*** Begin section ***
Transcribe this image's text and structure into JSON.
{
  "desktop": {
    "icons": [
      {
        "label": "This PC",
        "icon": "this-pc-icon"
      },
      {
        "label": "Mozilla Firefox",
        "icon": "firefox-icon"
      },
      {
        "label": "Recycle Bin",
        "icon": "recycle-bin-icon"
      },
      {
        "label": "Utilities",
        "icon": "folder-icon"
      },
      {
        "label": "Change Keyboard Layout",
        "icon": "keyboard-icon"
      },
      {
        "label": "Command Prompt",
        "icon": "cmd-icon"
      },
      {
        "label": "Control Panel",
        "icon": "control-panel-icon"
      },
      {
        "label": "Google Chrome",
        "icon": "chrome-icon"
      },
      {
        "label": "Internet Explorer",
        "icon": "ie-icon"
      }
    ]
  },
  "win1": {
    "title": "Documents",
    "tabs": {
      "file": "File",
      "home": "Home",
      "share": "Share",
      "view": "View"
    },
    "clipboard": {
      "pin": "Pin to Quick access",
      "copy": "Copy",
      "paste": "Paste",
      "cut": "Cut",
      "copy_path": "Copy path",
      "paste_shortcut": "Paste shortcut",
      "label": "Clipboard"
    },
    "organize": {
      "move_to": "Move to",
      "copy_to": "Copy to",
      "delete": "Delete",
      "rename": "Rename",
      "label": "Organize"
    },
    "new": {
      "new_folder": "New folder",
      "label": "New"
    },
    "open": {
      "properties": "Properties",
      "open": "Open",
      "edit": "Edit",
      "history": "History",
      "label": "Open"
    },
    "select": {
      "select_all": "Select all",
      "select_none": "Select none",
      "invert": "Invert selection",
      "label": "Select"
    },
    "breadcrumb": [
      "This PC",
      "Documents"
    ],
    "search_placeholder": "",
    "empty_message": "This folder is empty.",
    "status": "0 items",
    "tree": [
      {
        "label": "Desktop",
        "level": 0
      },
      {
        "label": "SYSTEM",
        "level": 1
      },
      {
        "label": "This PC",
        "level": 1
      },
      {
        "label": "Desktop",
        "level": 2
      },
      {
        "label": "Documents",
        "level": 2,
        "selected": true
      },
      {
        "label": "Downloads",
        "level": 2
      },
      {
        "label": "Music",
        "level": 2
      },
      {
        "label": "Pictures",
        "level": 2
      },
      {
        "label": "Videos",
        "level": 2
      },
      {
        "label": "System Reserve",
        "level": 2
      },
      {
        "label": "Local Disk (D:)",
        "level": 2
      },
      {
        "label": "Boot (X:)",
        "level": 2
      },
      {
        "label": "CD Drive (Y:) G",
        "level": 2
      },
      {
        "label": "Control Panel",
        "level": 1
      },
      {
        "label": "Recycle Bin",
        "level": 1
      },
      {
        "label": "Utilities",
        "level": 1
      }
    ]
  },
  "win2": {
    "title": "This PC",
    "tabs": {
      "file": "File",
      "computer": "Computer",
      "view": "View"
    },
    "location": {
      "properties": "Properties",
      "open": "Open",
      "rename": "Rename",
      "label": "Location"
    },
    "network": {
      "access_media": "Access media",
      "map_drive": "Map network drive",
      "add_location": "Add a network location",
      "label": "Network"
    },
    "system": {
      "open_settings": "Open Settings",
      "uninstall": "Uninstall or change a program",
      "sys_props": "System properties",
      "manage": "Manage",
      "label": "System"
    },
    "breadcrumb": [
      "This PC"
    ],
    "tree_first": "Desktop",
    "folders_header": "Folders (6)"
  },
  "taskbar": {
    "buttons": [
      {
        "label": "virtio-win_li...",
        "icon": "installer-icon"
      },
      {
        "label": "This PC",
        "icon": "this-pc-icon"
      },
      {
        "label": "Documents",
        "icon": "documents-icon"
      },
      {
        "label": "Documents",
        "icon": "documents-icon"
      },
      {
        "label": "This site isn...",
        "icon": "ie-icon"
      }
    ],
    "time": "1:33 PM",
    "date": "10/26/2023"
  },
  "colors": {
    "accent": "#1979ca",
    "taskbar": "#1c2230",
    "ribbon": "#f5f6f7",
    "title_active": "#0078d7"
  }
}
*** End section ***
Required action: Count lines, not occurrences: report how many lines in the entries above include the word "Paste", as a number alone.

Exercise output: 2